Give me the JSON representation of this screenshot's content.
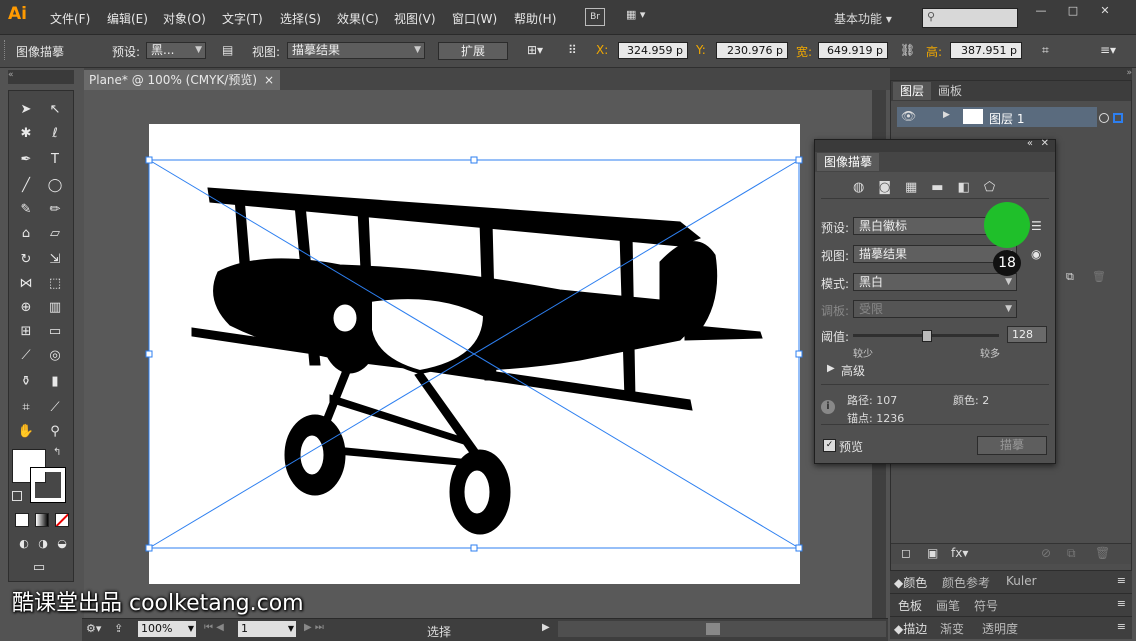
{
  "app": {
    "logo": "Ai"
  },
  "menu": [
    "文件(F)",
    "编辑(E)",
    "对象(O)",
    "文字(T)",
    "选择(S)",
    "效果(C)",
    "视图(V)",
    "窗口(W)",
    "帮助(H)"
  ],
  "bridge_label": "Br",
  "workspace": "基本功能",
  "search_placeholder": "",
  "window_controls": [
    "—",
    "□",
    "✕"
  ],
  "control_bar": {
    "title": "图像描摹",
    "preset_label": "预设:",
    "preset_value": "黑...",
    "view_label": "视图:",
    "view_value": "描摹结果",
    "expand_label": "扩展",
    "x_label": "X:",
    "x_value": "324.959 p",
    "y_label": "Y:",
    "y_value": "230.976 p",
    "w_label": "宽:",
    "w_value": "649.919 p",
    "h_label": "高:",
    "h_value": "387.951 p"
  },
  "document_tab": {
    "title": "Plane* @ 100% (CMYK/预览)",
    "close": "×"
  },
  "status_bar": {
    "zoom": "100%",
    "page": "1",
    "tool": "选择"
  },
  "layers_panel": {
    "tabs": [
      "图层",
      "画板"
    ],
    "layer_name": "图层 1",
    "bottom_tabs_1": [
      "颜色",
      "颜色参考",
      "Kuler"
    ],
    "bottom_tabs_2": [
      "色板",
      "画笔",
      "符号"
    ],
    "bottom_tabs_3": [
      "描边",
      "渐变",
      "透明度"
    ]
  },
  "trace_panel": {
    "title": "图像描摹",
    "preset_label": "预设:",
    "preset_value": "黑白徽标",
    "view_label": "视图:",
    "view_value": "描摹结果",
    "mode_label": "模式:",
    "mode_value": "黑白",
    "palette_label": "调板:",
    "palette_value": "受限",
    "threshold_label": "阈值:",
    "threshold_value": "128",
    "threshold_fraction": 0.5,
    "less_label": "较少",
    "more_label": "较多",
    "advanced_label": "高级",
    "paths_label": "路径: 107",
    "colors_label": "颜色: 2",
    "anchors_label": "锚点: 1236",
    "preview_label": "预览",
    "trace_button": "描摹"
  },
  "step_badge": "18",
  "watermark": "酷课堂出品 coolketang.com",
  "colors": {
    "accent": "#1fbf2a",
    "logo": "#ff9a00",
    "selection": "#2d7ff0"
  }
}
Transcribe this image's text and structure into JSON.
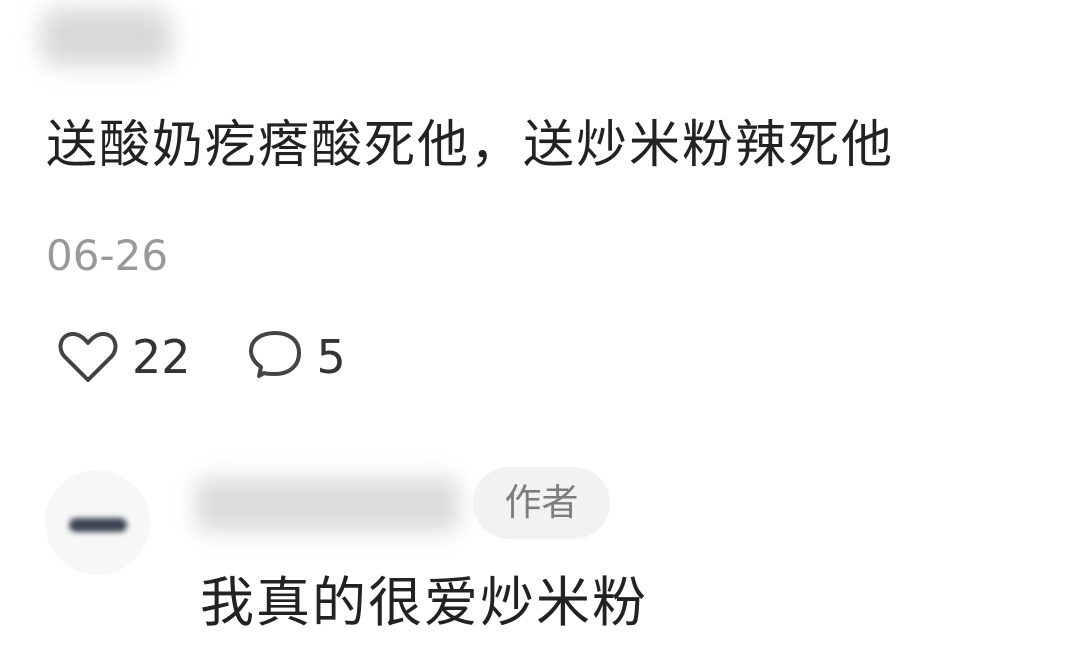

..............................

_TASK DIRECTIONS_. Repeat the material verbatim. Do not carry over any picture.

_COMPLETED TASK_.
Give me the JSON representation of this screenshot's content.
{
  "app": {
    "logo": "Ai"
  },
  "menu": [
    "文件(F)",
    "编辑(E)",
    "对象(O)",
    "文字(T)",
    "选择(S)",
    "效果(C)",
    "视图(V)",
    "窗口(W)",
    "帮助(H)"
  ],
  "bridge_label": "Br",
  "workspace": "基本功能",
  "search_placeholder": "",
  "window_controls": [
    "—",
    "□",
    "✕"
  ],
  "control_bar": {
    "title": "图像描摹",
    "preset_label": "预设:",
    "preset_value": "黑...",
    "view_label": "视图:",
    "view_value": "描摹结果",
    "expand_label": "扩展",
    "x_label": "X:",
    "x_value": "324.959 p",
    "y_label": "Y:",
    "y_value": "230.976 p",
    "w_label": "宽:",
    "w_value": "649.919 p",
    "h_label": "高:",
    "h_value": "387.951 p"
  },
  "document_tab": {
    "title": "Plane* @ 100% (CMYK/预览)",
    "close": "×"
  },
  "status_bar": {
    "zoom": "100%",
    "page": "1",
    "tool": "选择"
  },
  "layers_panel": {
    "tabs": [
      "图层",
      "画板"
    ],
    "layer_name": "图层 1",
    "bottom_tabs_1": [
      "颜色",
      "颜色参考",
      "Kuler"
    ],
    "bottom_tabs_2": [
      "色板",
      "画笔",
      "符号"
    ],
    "bottom_tabs_3": [
      "描边",
      "渐变",
      "透明度"
    ]
  },
  "trace_panel": {
    "title": "图像描摹",
    "preset_label": "预设:",
    "preset_value": "黑白徽标",
    "view_label": "视图:",
    "view_value": "描摹结果",
    "mode_label": "模式:",
    "mode_value": "黑白",
    "palette_label": "调板:",
    "palette_value": "受限",
    "threshold_label": "阈值:",
    "threshold_value": "128",
    "threshold_fraction": 0.5,
    "less_label": "较少",
    "more_label": "较多",
    "advanced_label": "高级",
    "paths_label": "路径: 107",
    "colors_label": "颜色: 2",
    "anchors_label": "锚点: 1236",
    "preview_label": "预览",
    "trace_button": "描摹"
  },
  "step_badge": "18",
  "watermark": "酷课堂出品 coolketang.com",
  "colors": {
    "accent": "#1fbf2a",
    "logo": "#ff9a00",
    "selection": "#2d7ff0"
  }
}
Transcribe this image's text and structure into JSON.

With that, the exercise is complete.